MATERIALS PROVIDED below:

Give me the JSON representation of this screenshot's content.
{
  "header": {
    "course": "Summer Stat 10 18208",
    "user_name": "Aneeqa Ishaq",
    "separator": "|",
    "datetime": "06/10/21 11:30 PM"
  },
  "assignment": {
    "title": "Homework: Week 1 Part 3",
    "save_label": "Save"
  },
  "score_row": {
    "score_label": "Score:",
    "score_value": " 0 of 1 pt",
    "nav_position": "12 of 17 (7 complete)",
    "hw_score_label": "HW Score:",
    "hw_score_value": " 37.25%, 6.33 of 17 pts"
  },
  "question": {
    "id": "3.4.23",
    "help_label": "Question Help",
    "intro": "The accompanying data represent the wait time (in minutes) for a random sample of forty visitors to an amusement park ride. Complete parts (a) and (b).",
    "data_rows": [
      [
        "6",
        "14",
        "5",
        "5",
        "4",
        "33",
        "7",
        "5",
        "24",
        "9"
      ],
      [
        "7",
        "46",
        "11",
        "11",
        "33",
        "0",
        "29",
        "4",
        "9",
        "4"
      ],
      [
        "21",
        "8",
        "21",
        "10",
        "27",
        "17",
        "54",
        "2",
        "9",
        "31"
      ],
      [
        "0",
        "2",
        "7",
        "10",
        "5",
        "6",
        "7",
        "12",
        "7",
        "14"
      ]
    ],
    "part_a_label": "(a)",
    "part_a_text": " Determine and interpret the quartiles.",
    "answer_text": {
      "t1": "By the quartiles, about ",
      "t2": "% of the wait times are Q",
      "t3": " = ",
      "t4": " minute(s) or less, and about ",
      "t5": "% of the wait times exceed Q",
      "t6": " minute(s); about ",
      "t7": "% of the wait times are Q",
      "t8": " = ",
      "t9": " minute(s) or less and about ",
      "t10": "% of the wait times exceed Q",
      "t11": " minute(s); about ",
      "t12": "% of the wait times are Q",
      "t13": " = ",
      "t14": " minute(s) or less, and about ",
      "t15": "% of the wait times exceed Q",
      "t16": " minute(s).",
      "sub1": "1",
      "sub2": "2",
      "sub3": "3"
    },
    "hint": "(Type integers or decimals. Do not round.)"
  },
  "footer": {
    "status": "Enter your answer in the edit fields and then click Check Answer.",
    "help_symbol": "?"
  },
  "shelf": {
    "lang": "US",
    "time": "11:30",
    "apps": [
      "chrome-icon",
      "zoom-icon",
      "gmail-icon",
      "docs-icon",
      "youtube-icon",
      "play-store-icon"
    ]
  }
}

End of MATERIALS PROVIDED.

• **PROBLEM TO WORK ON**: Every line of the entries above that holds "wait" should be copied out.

• **WORKED SOLUTION**:
    "intro": "The accompanying data represent the wait time (in minutes) for a random sample of forty visitors to an amusement park ride. Complete parts (a) and (b).",
      "t2": "% of the wait times are Q",
      "t5": "% of the wait times exceed Q",
      "t7": "% of the wait times are Q",
      "t10": "% of the wait times exceed Q",
      "t12": "% of the wait times are Q",
      "t15": "% of the wait times exceed Q",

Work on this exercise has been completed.